## [Exercise description]
Return each line of the data that follows exactly as it reads.
** Opening Provided entries block **
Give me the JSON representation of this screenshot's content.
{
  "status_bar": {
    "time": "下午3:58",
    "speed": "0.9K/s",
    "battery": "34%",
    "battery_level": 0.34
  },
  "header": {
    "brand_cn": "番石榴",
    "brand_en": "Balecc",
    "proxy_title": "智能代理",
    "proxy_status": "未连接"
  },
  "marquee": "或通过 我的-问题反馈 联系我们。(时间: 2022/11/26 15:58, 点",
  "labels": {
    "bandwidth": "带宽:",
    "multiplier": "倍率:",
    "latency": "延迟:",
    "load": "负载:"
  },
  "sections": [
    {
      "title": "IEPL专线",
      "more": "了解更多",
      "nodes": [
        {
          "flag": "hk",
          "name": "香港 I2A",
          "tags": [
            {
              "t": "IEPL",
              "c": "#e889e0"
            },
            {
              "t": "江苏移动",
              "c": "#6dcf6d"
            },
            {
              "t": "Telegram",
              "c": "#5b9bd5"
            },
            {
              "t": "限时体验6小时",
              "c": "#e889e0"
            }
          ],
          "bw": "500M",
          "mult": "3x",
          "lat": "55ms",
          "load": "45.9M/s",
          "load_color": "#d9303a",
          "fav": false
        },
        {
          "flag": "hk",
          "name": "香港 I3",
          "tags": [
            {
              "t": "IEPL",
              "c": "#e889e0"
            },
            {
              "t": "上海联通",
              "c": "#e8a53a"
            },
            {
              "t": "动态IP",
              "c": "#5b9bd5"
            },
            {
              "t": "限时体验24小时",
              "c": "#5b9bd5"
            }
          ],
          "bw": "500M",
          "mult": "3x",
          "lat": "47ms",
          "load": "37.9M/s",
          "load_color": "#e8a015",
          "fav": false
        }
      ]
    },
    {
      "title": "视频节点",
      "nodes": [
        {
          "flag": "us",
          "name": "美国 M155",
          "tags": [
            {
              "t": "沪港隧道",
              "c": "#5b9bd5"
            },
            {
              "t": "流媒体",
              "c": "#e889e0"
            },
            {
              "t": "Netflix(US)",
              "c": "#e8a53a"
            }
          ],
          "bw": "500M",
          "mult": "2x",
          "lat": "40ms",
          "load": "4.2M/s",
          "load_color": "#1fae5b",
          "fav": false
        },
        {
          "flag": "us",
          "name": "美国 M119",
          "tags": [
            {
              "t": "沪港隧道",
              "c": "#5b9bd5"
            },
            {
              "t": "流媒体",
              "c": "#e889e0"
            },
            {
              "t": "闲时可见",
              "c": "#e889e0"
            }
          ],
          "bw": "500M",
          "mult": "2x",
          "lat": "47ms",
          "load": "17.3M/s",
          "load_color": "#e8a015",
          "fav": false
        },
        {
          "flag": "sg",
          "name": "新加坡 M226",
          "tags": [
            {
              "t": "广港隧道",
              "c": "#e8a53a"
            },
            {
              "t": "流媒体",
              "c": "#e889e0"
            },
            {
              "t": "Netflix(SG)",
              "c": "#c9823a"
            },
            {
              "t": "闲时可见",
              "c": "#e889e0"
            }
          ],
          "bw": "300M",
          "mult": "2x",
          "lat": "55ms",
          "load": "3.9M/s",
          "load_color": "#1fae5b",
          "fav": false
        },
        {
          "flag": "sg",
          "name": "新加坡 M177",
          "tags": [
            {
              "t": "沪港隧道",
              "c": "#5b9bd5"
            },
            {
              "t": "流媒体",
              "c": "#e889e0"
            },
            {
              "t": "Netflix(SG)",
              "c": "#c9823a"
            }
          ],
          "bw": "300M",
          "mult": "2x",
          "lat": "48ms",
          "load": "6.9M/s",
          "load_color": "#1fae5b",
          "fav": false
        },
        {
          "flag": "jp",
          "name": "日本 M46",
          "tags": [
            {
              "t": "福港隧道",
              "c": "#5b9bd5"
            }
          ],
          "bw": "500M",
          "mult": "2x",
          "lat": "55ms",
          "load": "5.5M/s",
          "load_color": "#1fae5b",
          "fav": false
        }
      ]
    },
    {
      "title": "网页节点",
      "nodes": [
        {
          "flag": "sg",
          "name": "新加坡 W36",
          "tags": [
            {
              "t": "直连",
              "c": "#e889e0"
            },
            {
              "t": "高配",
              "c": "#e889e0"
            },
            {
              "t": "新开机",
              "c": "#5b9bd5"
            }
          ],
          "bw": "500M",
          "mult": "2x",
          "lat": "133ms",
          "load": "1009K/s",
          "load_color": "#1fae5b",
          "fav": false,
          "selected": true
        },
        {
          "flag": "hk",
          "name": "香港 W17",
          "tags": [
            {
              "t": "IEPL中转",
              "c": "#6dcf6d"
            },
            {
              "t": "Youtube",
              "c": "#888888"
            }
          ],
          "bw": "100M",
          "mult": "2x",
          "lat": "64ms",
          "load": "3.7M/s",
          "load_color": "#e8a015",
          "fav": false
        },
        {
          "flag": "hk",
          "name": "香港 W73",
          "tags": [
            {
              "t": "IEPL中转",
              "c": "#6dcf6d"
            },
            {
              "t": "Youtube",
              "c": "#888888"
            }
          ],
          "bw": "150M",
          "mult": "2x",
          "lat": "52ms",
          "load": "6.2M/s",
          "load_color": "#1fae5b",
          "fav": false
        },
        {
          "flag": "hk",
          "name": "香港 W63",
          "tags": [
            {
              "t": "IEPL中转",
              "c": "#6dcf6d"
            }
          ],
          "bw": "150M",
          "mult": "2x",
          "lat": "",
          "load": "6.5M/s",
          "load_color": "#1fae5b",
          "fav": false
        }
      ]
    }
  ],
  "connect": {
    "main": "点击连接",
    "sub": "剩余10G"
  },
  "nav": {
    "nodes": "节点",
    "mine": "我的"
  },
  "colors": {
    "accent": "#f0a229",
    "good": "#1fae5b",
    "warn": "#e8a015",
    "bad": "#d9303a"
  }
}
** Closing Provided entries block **
## [Result of this exercise]
Give me the JSON representation of this screenshot's content.
{
  "status_bar": {
    "time": "下午3:58",
    "speed": "0.9K/s",
    "battery": "34%",
    "battery_level": 0.34
  },
  "header": {
    "brand_cn": "番石榴",
    "brand_en": "Balecc",
    "proxy_title": "智能代理",
    "proxy_status": "未连接"
  },
  "marquee": "或通过 我的-问题反馈 联系我们。(时间: 2022/11/26 15:58, 点",
  "labels": {
    "bandwidth": "带宽:",
    "multiplier": "倍率:",
    "latency": "延迟:",
    "load": "负载:"
  },
  "sections": [
    {
      "title": "IEPL专线",
      "more": "了解更多",
      "nodes": [
        {
          "flag": "hk",
          "name": "香港 I2A",
          "tags": [
            {
              "t": "IEPL",
              "c": "#e889e0"
            },
            {
              "t": "江苏移动",
              "c": "#6dcf6d"
            },
            {
              "t": "Telegram",
              "c": "#5b9bd5"
            },
            {
              "t": "限时体验6小时",
              "c": "#e889e0"
            }
          ],
          "bw": "500M",
          "mult": "3x",
          "lat": "55ms",
          "load": "45.9M/s",
          "load_color": "#d9303a",
          "fav": false
        },
        {
          "flag": "hk",
          "name": "香港 I3",
          "tags": [
            {
              "t": "IEPL",
              "c": "#e889e0"
            },
            {
              "t": "上海联通",
              "c": "#e8a53a"
            },
            {
              "t": "动态IP",
              "c": "#5b9bd5"
            },
            {
              "t": "限时体验24小时",
              "c": "#5b9bd5"
            }
          ],
          "bw": "500M",
          "mult": "3x",
          "lat": "47ms",
          "load": "37.9M/s",
          "load_color": "#e8a015",
          "fav": false
        }
      ]
    },
    {
      "title": "视频节点",
      "nodes": [
        {
          "flag": "us",
          "name": "美国 M155",
          "tags": [
            {
              "t": "沪港隧道",
              "c": "#5b9bd5"
            },
            {
              "t": "流媒体",
              "c": "#e889e0"
            },
            {
              "t": "Netflix(US)",
              "c": "#e8a53a"
            }
          ],
          "bw": "500M",
          "mult": "2x",
          "lat": "40ms",
          "load": "4.2M/s",
          "load_color": "#1fae5b",
          "fav": false
        },
        {
          "flag": "us",
          "name": "美国 M119",
          "tags": [
            {
              "t": "沪港隧道",
              "c": "#5b9bd5"
            },
            {
              "t": "流媒体",
              "c": "#e889e0"
            },
            {
              "t": "闲时可见",
              "c": "#e889e0"
            }
          ],
          "bw": "500M",
          "mult": "2x",
          "lat": "47ms",
          "load": "17.3M/s",
          "load_color": "#e8a015",
          "fav": false
        },
        {
          "flag": "sg",
          "name": "新加坡 M226",
          "tags": [
            {
              "t": "广港隧道",
              "c": "#e8a53a"
            },
            {
              "t": "流媒体",
              "c": "#e889e0"
            },
            {
              "t": "Netflix(SG)",
              "c": "#c9823a"
            },
            {
              "t": "闲时可见",
              "c": "#e889e0"
            }
          ],
          "bw": "300M",
          "mult": "2x",
          "lat": "55ms",
          "load": "3.9M/s",
          "load_color": "#1fae5b",
          "fav": false
        },
        {
          "flag": "sg",
          "name": "新加坡 M177",
          "tags": [
            {
              "t": "沪港隧道",
              "c": "#5b9bd5"
            },
            {
              "t": "流媒体",
              "c": "#e889e0"
            },
            {
              "t": "Netflix(SG)",
              "c": "#c9823a"
            }
          ],
          "bw": "300M",
          "mult": "2x",
          "lat": "48ms",
          "load": "6.9M/s",
          "load_color": "#1fae5b",
          "fav": false
        },
        {
          "flag": "jp",
          "name": "日本 M46",
          "tags": [
            {
              "t": "福港隧道",
              "c": "#5b9bd5"
            }
          ],
          "bw": "500M",
          "mult": "2x",
          "lat": "55ms",
          "load": "5.5M/s",
          "load_color": "#1fae5b",
          "fav": false
        }
      ]
    },
    {
      "title": "网页节点",
      "nodes": [
        {
          "flag": "sg",
          "name": "新加坡 W36",
          "tags": [
            {
              "t": "直连",
              "c": "#e889e0"
            },
            {
              "t": "高配",
              "c": "#e889e0"
            },
            {
              "t": "新开机",
              "c": "#5b9bd5"
            }
          ],
          "bw": "500M",
          "mult": "2x",
          "lat": "133ms",
          "load": "1009K/s",
          "load_color": "#1fae5b",
          "fav": false,
          "selected": true
        },
        {
          "flag": "hk",
          "name": "香港 W17",
          "tags": [
            {
              "t": "IEPL中转",
              "c": "#6dcf6d"
            },
            {
              "t": "Youtube",
              "c": "#888888"
            }
          ],
          "bw": "100M",
          "mult": "2x",
          "lat": "64ms",
          "load": "3.7M/s",
          "load_color": "#e8a015",
          "fav": false
        },
        {
          "flag": "hk",
          "name": "香港 W73",
          "tags": [
            {
              "t": "IEPL中转",
              "c": "#6dcf6d"
            },
            {
              "t": "Youtube",
              "c": "#888888"
            }
          ],
          "bw": "150M",
          "mult": "2x",
          "lat": "52ms",
          "load": "6.2M/s",
          "load_color": "#1fae5b",
          "fav": false
        },
        {
          "flag": "hk",
          "name": "香港 W63",
          "tags": [
            {
              "t": "IEPL中转",
              "c": "#6dcf6d"
            }
          ],
          "bw": "150M",
          "mult": "2x",
          "lat": "",
          "load": "6.5M/s",
          "load_color": "#1fae5b",
          "fav": false
        }
      ]
    }
  ],
  "connect": {
    "main": "点击连接",
    "sub": "剩余10G"
  },
  "nav": {
    "nodes": "节点",
    "mine": "我的"
  },
  "colors": {
    "accent": "#f0a229",
    "good": "#1fae5b",
    "warn": "#e8a015",
    "bad": "#d9303a"
  }
}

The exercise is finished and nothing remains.